# [WHAT NEEDS TO BE DONE]
Report all lines of the data below that hold the word "Универсальный".

----- GIVEN INFORMATION

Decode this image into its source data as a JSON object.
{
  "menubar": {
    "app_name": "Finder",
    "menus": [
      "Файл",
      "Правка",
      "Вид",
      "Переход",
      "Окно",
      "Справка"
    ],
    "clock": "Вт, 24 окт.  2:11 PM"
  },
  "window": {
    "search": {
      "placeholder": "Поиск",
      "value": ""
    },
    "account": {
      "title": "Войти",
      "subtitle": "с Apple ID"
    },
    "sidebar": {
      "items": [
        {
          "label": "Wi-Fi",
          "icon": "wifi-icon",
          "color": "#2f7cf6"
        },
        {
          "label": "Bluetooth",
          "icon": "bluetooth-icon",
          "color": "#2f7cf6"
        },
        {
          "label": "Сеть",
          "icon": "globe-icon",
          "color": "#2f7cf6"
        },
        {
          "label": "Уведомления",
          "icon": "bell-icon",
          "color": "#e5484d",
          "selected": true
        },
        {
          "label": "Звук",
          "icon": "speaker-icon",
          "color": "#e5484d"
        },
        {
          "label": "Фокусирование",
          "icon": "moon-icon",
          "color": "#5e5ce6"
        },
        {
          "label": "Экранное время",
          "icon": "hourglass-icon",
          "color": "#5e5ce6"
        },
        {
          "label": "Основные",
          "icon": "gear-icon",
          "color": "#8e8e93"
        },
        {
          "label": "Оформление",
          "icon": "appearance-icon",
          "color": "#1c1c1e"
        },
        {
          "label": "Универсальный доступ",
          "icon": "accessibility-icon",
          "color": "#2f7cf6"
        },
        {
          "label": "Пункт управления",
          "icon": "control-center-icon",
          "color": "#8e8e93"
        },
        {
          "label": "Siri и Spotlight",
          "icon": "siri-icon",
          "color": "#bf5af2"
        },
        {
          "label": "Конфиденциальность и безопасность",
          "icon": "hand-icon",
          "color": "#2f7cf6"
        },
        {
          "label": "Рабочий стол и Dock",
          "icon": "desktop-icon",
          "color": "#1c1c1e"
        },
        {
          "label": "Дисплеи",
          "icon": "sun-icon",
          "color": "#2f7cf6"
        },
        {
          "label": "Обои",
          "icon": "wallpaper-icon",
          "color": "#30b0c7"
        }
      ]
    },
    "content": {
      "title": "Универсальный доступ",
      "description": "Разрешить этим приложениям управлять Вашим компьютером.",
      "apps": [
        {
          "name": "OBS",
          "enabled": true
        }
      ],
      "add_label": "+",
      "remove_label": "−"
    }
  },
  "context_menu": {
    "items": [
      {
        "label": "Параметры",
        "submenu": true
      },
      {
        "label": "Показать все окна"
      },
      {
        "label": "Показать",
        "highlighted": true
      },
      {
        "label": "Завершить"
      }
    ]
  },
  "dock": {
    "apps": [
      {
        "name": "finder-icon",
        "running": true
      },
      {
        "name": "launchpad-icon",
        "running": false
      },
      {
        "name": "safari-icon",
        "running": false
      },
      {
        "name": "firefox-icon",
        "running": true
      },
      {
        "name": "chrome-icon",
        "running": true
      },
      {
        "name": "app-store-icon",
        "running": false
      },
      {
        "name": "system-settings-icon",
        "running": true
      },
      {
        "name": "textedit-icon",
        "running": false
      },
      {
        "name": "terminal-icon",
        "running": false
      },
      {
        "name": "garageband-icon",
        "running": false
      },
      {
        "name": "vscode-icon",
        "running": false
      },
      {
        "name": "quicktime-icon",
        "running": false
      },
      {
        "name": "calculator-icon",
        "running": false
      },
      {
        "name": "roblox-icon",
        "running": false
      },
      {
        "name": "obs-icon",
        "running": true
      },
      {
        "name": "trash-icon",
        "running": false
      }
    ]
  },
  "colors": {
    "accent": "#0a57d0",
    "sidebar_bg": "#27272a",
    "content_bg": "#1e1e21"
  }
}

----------

# [YOUR SOLUTION]
          "label": "Универсальный доступ",
      "title": "Универсальный доступ",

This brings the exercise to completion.